> [Prompt]:
From the first line to the last, output the records exactly and drop any images.

Extracted records:
-----

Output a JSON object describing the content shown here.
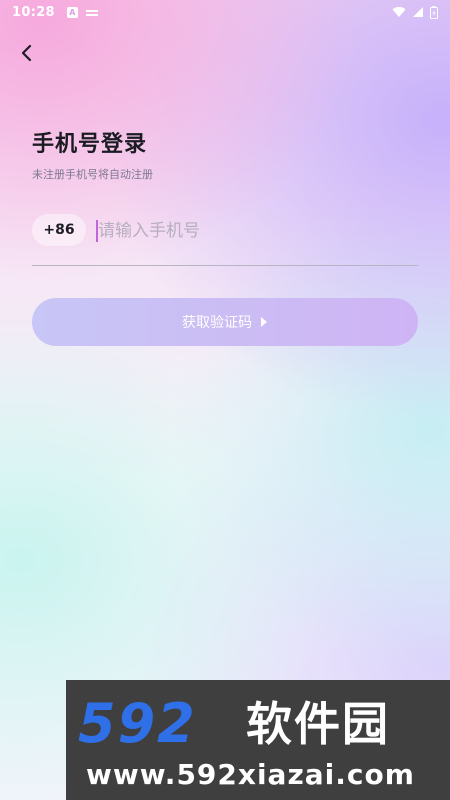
{
  "status_bar": {
    "time": "10:28",
    "notif_a_label": "A",
    "icons": [
      "app-notification-icon",
      "message-notification-icon",
      "wifi-icon",
      "signal-icon",
      "battery-icon"
    ]
  },
  "header": {
    "back_icon": "chevron-left-icon"
  },
  "login": {
    "title": "手机号登录",
    "subtitle": "未注册手机号将自动注册",
    "country_code": "+86",
    "phone_placeholder": "请输入手机号",
    "phone_value": "",
    "get_code_label": "获取验证码",
    "get_code_icon": "chevron-right-icon"
  },
  "watermark": {
    "logo_digits": "592",
    "logo_text": "软件园",
    "url": "www.592xiazai.com"
  },
  "colors": {
    "title": "#1b1b22",
    "subtitle": "#7c7790",
    "placeholder": "#b7aebf",
    "cursor": "#c266d6",
    "button_start": "#c8c6f6",
    "button_end": "#cfb4f5",
    "watermark_bg": "#3f3f3f",
    "watermark_accent": "#2f6fe8"
  }
}
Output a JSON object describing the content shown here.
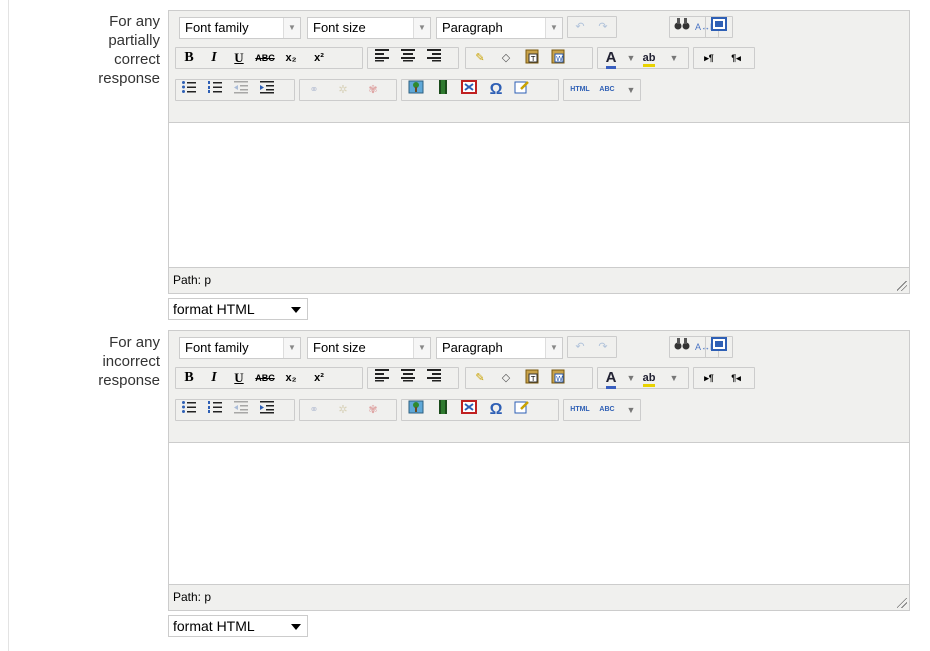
{
  "fields": [
    {
      "label": "For any partially correct response",
      "label_lines": [
        "For any",
        "partially",
        "correct",
        "response"
      ],
      "toolbar": {
        "font_family": "Font family",
        "font_size": "Font size",
        "block_format": "Paragraph"
      },
      "status_path": "Path: p",
      "format_value": "format HTML"
    },
    {
      "label": "For any incorrect response",
      "label_lines": [
        "For any",
        "incorrect",
        "response"
      ],
      "toolbar": {
        "font_family": "Font family",
        "font_size": "Font size",
        "block_format": "Paragraph"
      },
      "status_path": "Path: p",
      "format_value": "format HTML"
    }
  ],
  "toolbar_icons": {
    "row1": [
      "undo-icon",
      "redo-icon",
      "find-icon",
      "replace-icon",
      "fullscreen-icon"
    ],
    "row2": [
      "bold-icon",
      "italic-icon",
      "underline-icon",
      "strikethrough-icon",
      "subscript-icon",
      "superscript-icon",
      "align-left-icon",
      "align-center-icon",
      "align-right-icon",
      "cleanup-icon",
      "remove-format-icon",
      "paste-text-icon",
      "paste-word-icon",
      "text-color-icon",
      "background-color-icon",
      "ltr-icon",
      "rtl-icon"
    ],
    "row3": [
      "bullet-list-icon",
      "numbered-list-icon",
      "outdent-icon",
      "indent-icon",
      "link-icon",
      "unlink-icon",
      "anchor-icon",
      "image-icon",
      "media-icon",
      "no-autolink-icon",
      "special-char-icon",
      "edit-icon",
      "html-source-icon",
      "spellcheck-icon"
    ]
  },
  "glyphs": {
    "bold": "B",
    "italic": "I",
    "underline": "U",
    "strike": "ABC",
    "sub": "x₂",
    "sup": "x²",
    "omega": "Ω",
    "html": "HTML",
    "abc": "ABC",
    "ab": "ab",
    "ltr": "▸¶",
    "rtl": "¶◂",
    "text_color": "A"
  },
  "colors": {
    "editor_bg": "#f0f0ee",
    "border": "#cccccc"
  }
}
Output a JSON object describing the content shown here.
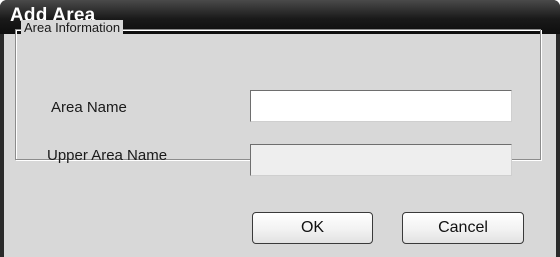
{
  "dialog": {
    "title": "Add Area"
  },
  "group": {
    "legend": "Area Information"
  },
  "fields": {
    "area_name": {
      "label": "Area Name",
      "value": ""
    },
    "upper_area_name": {
      "label": "Upper Area Name",
      "value": ""
    }
  },
  "buttons": {
    "ok_label": "OK",
    "cancel_label": "Cancel"
  },
  "colors": {
    "titlebar": "#1a1a1a",
    "body": "#d8d8d8",
    "disabled_field": "#eeeeee"
  }
}
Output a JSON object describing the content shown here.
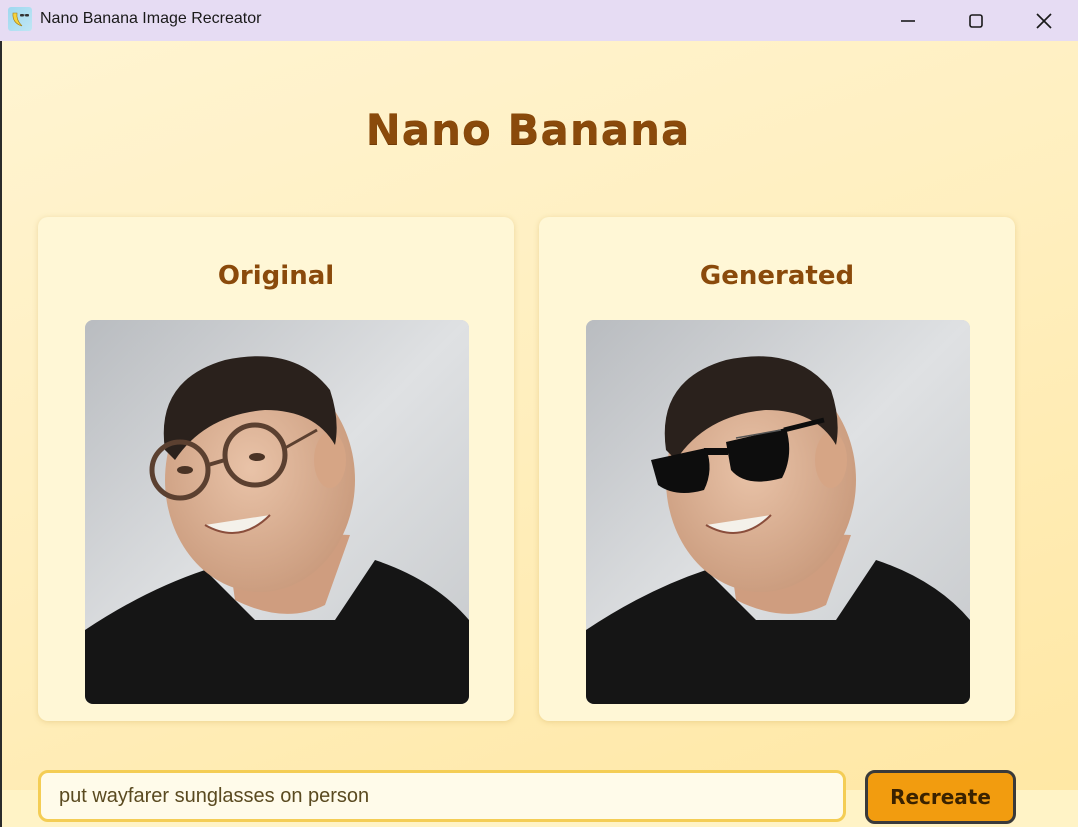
{
  "window": {
    "title": "Nano Banana Image Recreator",
    "icon": "banana-app-icon",
    "controls": [
      "minimize-icon",
      "maximize-icon",
      "close-icon"
    ]
  },
  "app": {
    "heading": "Nano Banana"
  },
  "panels": {
    "original": {
      "title": "Original",
      "image": "portrait-with-round-glasses"
    },
    "generated": {
      "title": "Generated",
      "image": "portrait-with-wayfarer-sunglasses"
    }
  },
  "prompt": {
    "value": "put wayfarer sunglasses on person",
    "placeholder": ""
  },
  "actions": {
    "recreate_label": "Recreate"
  },
  "colors": {
    "heading": "#8a4a0b",
    "button": "#f29c0f",
    "input_border": "#f4cd55",
    "background": "#ffefbf",
    "titlebar": "#e6dcf3"
  }
}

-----

> [Answer box]:
Output a JSON object describing the content shown here.
{
  "status_bar": {
    "time": "10:28",
    "notif_a_label": "A",
    "icons": [
      "app-notification-icon",
      "message-notification-icon",
      "wifi-icon",
      "signal-icon",
      "battery-icon"
    ]
  },
  "header": {
    "back_icon": "chevron-left-icon"
  },
  "login": {
    "title": "手机号登录",
    "subtitle": "未注册手机号将自动注册",
    "country_code": "+86",
    "phone_placeholder": "请输入手机号",
    "phone_value": "",
    "get_code_label": "获取验证码",
    "get_code_icon": "chevron-right-icon"
  },
  "watermark": {
    "logo_digits": "592",
    "logo_text": "软件园",
    "url": "www.592xiazai.com"
  },
  "colors": {
    "title": "#1b1b22",
    "subtitle": "#7c7790",
    "placeholder": "#b7aebf",
    "cursor": "#c266d6",
    "button_start": "#c8c6f6",
    "button_end": "#cfb4f5",
    "watermark_bg": "#3f3f3f",
    "watermark_accent": "#2f6fe8"
  }
}
Output a JSON object describing the content shown here.
{
  "fields": [
    {
      "label": "For any partially correct response",
      "label_lines": [
        "For any",
        "partially",
        "correct",
        "response"
      ],
      "toolbar": {
        "font_family": "Font family",
        "font_size": "Font size",
        "block_format": "Paragraph"
      },
      "status_path": "Path: p",
      "format_value": "format HTML"
    },
    {
      "label": "For any incorrect response",
      "label_lines": [
        "For any",
        "incorrect",
        "response"
      ],
      "toolbar": {
        "font_family": "Font family",
        "font_size": "Font size",
        "block_format": "Paragraph"
      },
      "status_path": "Path: p",
      "format_value": "format HTML"
    }
  ],
  "toolbar_icons": {
    "row1": [
      "undo-icon",
      "redo-icon",
      "find-icon",
      "replace-icon",
      "fullscreen-icon"
    ],
    "row2": [
      "bold-icon",
      "italic-icon",
      "underline-icon",
      "strikethrough-icon",
      "subscript-icon",
      "superscript-icon",
      "align-left-icon",
      "align-center-icon",
      "align-right-icon",
      "cleanup-icon",
      "remove-format-icon",
      "paste-text-icon",
      "paste-word-icon",
      "text-color-icon",
      "background-color-icon",
      "ltr-icon",
      "rtl-icon"
    ],
    "row3": [
      "bullet-list-icon",
      "numbered-list-icon",
      "outdent-icon",
      "indent-icon",
      "link-icon",
      "unlink-icon",
      "anchor-icon",
      "image-icon",
      "media-icon",
      "no-autolink-icon",
      "special-char-icon",
      "edit-icon",
      "html-source-icon",
      "spellcheck-icon"
    ]
  },
  "glyphs": {
    "bold": "B",
    "italic": "I",
    "underline": "U",
    "strike": "ABC",
    "sub": "x₂",
    "sup": "x²",
    "omega": "Ω",
    "html": "HTML",
    "abc": "ABC",
    "ab": "ab",
    "ltr": "▸¶",
    "rtl": "¶◂",
    "text_color": "A"
  },
  "colors": {
    "editor_bg": "#f0f0ee",
    "border": "#cccccc"
  }
}
Output a JSON object describing the content shown here.
{
  "dialog": {
    "title": "Add Area"
  },
  "group": {
    "legend": "Area Information"
  },
  "fields": {
    "area_name": {
      "label": "Area Name",
      "value": ""
    },
    "upper_area_name": {
      "label": "Upper Area Name",
      "value": ""
    }
  },
  "buttons": {
    "ok_label": "OK",
    "cancel_label": "Cancel"
  },
  "colors": {
    "titlebar": "#1a1a1a",
    "body": "#d8d8d8",
    "disabled_field": "#eeeeee"
  }
}
Output a JSON object describing the content shown here.
{
  "window": {
    "title": "Nano Banana Image Recreator",
    "icon": "banana-app-icon",
    "controls": [
      "minimize-icon",
      "maximize-icon",
      "close-icon"
    ]
  },
  "app": {
    "heading": "Nano Banana"
  },
  "panels": {
    "original": {
      "title": "Original",
      "image": "portrait-with-round-glasses"
    },
    "generated": {
      "title": "Generated",
      "image": "portrait-with-wayfarer-sunglasses"
    }
  },
  "prompt": {
    "value": "put wayfarer sunglasses on person",
    "placeholder": ""
  },
  "actions": {
    "recreate_label": "Recreate"
  },
  "colors": {
    "heading": "#8a4a0b",
    "button": "#f29c0f",
    "input_border": "#f4cd55",
    "background": "#ffefbf",
    "titlebar": "#e6dcf3"
  }
}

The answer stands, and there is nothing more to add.